[Data about app and page elements]
⟨
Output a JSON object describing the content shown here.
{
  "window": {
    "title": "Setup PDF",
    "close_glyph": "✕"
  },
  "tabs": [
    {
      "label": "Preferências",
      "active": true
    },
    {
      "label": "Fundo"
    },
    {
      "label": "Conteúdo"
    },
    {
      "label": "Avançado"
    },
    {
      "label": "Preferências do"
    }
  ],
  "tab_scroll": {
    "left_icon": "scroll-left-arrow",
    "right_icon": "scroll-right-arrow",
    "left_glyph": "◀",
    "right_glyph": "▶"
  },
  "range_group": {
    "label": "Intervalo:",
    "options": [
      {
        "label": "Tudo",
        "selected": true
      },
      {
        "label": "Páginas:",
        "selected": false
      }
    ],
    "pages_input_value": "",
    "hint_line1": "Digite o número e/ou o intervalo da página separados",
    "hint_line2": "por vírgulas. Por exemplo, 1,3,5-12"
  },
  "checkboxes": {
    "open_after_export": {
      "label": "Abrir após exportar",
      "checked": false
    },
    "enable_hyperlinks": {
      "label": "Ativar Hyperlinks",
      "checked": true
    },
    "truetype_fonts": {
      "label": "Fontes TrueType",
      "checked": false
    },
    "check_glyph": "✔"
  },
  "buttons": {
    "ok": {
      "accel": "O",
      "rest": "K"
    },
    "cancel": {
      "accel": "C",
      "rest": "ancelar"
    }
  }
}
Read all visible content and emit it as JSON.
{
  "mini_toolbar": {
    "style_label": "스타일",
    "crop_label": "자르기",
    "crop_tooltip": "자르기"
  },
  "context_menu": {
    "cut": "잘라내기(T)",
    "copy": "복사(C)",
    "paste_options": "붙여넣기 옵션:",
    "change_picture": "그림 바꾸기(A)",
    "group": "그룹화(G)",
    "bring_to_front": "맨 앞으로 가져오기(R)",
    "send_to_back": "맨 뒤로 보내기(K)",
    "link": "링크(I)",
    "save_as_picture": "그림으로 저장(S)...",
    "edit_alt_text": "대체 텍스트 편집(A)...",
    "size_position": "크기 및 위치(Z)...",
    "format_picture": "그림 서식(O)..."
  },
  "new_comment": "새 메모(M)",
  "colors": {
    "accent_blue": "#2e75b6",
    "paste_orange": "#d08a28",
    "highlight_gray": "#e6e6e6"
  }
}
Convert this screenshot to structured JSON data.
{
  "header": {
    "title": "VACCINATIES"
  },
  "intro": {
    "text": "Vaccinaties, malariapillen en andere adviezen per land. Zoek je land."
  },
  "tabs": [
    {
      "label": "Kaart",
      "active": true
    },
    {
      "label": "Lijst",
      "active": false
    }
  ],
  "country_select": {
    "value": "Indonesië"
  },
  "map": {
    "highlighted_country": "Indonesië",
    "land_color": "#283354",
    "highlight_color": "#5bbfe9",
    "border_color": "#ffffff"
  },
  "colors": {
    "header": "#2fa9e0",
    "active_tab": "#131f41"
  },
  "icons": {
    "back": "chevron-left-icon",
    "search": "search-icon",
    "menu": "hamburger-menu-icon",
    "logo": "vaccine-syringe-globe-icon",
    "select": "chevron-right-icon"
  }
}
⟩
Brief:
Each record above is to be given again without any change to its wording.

Output of the exercise:
Output a JSON object describing the content shown here.
{
  "window": {
    "title": "Setup PDF",
    "close_glyph": "✕"
  },
  "tabs": [
    {
      "label": "Preferências",
      "active": true
    },
    {
      "label": "Fundo"
    },
    {
      "label": "Conteúdo"
    },
    {
      "label": "Avançado"
    },
    {
      "label": "Preferências do"
    }
  ],
  "tab_scroll": {
    "left_icon": "scroll-left-arrow",
    "right_icon": "scroll-right-arrow",
    "left_glyph": "◀",
    "right_glyph": "▶"
  },
  "range_group": {
    "label": "Intervalo:",
    "options": [
      {
        "label": "Tudo",
        "selected": true
      },
      {
        "label": "Páginas:",
        "selected": false
      }
    ],
    "pages_input_value": "",
    "hint_line1": "Digite o número e/ou o intervalo da página separados",
    "hint_line2": "por vírgulas. Por exemplo, 1,3,5-12"
  },
  "checkboxes": {
    "open_after_export": {
      "label": "Abrir após exportar",
      "checked": false
    },
    "enable_hyperlinks": {
      "label": "Ativar Hyperlinks",
      "checked": true
    },
    "truetype_fonts": {
      "label": "Fontes TrueType",
      "checked": false
    },
    "check_glyph": "✔"
  },
  "buttons": {
    "ok": {
      "accel": "O",
      "rest": "K"
    },
    "cancel": {
      "accel": "C",
      "rest": "ancelar"
    }
  }
}
Read all visible content and emit it as JSON.
{
  "mini_toolbar": {
    "style_label": "스타일",
    "crop_label": "자르기",
    "crop_tooltip": "자르기"
  },
  "context_menu": {
    "cut": "잘라내기(T)",
    "copy": "복사(C)",
    "paste_options": "붙여넣기 옵션:",
    "change_picture": "그림 바꾸기(A)",
    "group": "그룹화(G)",
    "bring_to_front": "맨 앞으로 가져오기(R)",
    "send_to_back": "맨 뒤로 보내기(K)",
    "link": "링크(I)",
    "save_as_picture": "그림으로 저장(S)...",
    "edit_alt_text": "대체 텍스트 편집(A)...",
    "size_position": "크기 및 위치(Z)...",
    "format_picture": "그림 서식(O)..."
  },
  "new_comment": "새 메모(M)",
  "colors": {
    "accent_blue": "#2e75b6",
    "paste_orange": "#d08a28",
    "highlight_gray": "#e6e6e6"
  }
}
Convert this screenshot to structured JSON data.
{
  "header": {
    "title": "VACCINATIES"
  },
  "intro": {
    "text": "Vaccinaties, malariapillen en andere adviezen per land. Zoek je land."
  },
  "tabs": [
    {
      "label": "Kaart",
      "active": true
    },
    {
      "label": "Lijst",
      "active": false
    }
  ],
  "country_select": {
    "value": "Indonesië"
  },
  "map": {
    "highlighted_country": "Indonesië",
    "land_color": "#283354",
    "highlight_color": "#5bbfe9",
    "border_color": "#ffffff"
  },
  "colors": {
    "header": "#2fa9e0",
    "active_tab": "#131f41"
  },
  "icons": {
    "back": "chevron-left-icon",
    "search": "search-icon",
    "menu": "hamburger-menu-icon",
    "logo": "vaccine-syringe-globe-icon",
    "select": "chevron-right-icon"
  }
}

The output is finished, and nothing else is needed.